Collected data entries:
++++++++

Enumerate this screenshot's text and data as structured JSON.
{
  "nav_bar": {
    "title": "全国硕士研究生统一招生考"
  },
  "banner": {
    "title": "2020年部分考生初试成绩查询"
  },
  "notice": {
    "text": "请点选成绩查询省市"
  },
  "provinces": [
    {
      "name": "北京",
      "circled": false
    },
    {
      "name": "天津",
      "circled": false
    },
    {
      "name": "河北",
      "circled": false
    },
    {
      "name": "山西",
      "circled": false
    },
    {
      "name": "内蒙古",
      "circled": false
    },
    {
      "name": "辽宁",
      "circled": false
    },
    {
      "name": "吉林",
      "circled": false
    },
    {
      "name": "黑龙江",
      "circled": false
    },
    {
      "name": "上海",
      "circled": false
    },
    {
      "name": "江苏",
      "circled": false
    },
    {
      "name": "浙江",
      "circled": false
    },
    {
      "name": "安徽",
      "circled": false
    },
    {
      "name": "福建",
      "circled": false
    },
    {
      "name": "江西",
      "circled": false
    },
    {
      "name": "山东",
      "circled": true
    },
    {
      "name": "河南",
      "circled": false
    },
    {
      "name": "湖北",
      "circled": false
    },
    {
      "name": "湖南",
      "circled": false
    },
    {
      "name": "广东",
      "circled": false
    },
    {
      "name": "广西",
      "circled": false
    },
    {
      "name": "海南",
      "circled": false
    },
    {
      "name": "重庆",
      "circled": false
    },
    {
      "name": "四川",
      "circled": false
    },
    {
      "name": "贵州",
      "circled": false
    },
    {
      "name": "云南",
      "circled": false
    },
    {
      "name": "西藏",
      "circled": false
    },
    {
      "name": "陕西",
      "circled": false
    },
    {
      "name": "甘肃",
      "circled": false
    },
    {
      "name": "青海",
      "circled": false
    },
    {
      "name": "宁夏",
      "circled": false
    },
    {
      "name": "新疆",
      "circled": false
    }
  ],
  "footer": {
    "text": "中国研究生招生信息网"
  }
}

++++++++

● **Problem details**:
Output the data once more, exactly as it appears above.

● **Your solution**:
Enumerate this screenshot's text and data as structured JSON.
{
  "nav_bar": {
    "title": "全国硕士研究生统一招生考"
  },
  "banner": {
    "title": "2020年部分考生初试成绩查询"
  },
  "notice": {
    "text": "请点选成绩查询省市"
  },
  "provinces": [
    {
      "name": "北京",
      "circled": false
    },
    {
      "name": "天津",
      "circled": false
    },
    {
      "name": "河北",
      "circled": false
    },
    {
      "name": "山西",
      "circled": false
    },
    {
      "name": "内蒙古",
      "circled": false
    },
    {
      "name": "辽宁",
      "circled": false
    },
    {
      "name": "吉林",
      "circled": false
    },
    {
      "name": "黑龙江",
      "circled": false
    },
    {
      "name": "上海",
      "circled": false
    },
    {
      "name": "江苏",
      "circled": false
    },
    {
      "name": "浙江",
      "circled": false
    },
    {
      "name": "安徽",
      "circled": false
    },
    {
      "name": "福建",
      "circled": false
    },
    {
      "name": "江西",
      "circled": false
    },
    {
      "name": "山东",
      "circled": true
    },
    {
      "name": "河南",
      "circled": false
    },
    {
      "name": "湖北",
      "circled": false
    },
    {
      "name": "湖南",
      "circled": false
    },
    {
      "name": "广东",
      "circled": false
    },
    {
      "name": "广西",
      "circled": false
    },
    {
      "name": "海南",
      "circled": false
    },
    {
      "name": "重庆",
      "circled": false
    },
    {
      "name": "四川",
      "circled": false
    },
    {
      "name": "贵州",
      "circled": false
    },
    {
      "name": "云南",
      "circled": false
    },
    {
      "name": "西藏",
      "circled": false
    },
    {
      "name": "陕西",
      "circled": false
    },
    {
      "name": "甘肃",
      "circled": false
    },
    {
      "name": "青海",
      "circled": false
    },
    {
      "name": "宁夏",
      "circled": false
    },
    {
      "name": "新疆",
      "circled": false
    }
  ],
  "footer": {
    "text": "中国研究生招生信息网"
  }
}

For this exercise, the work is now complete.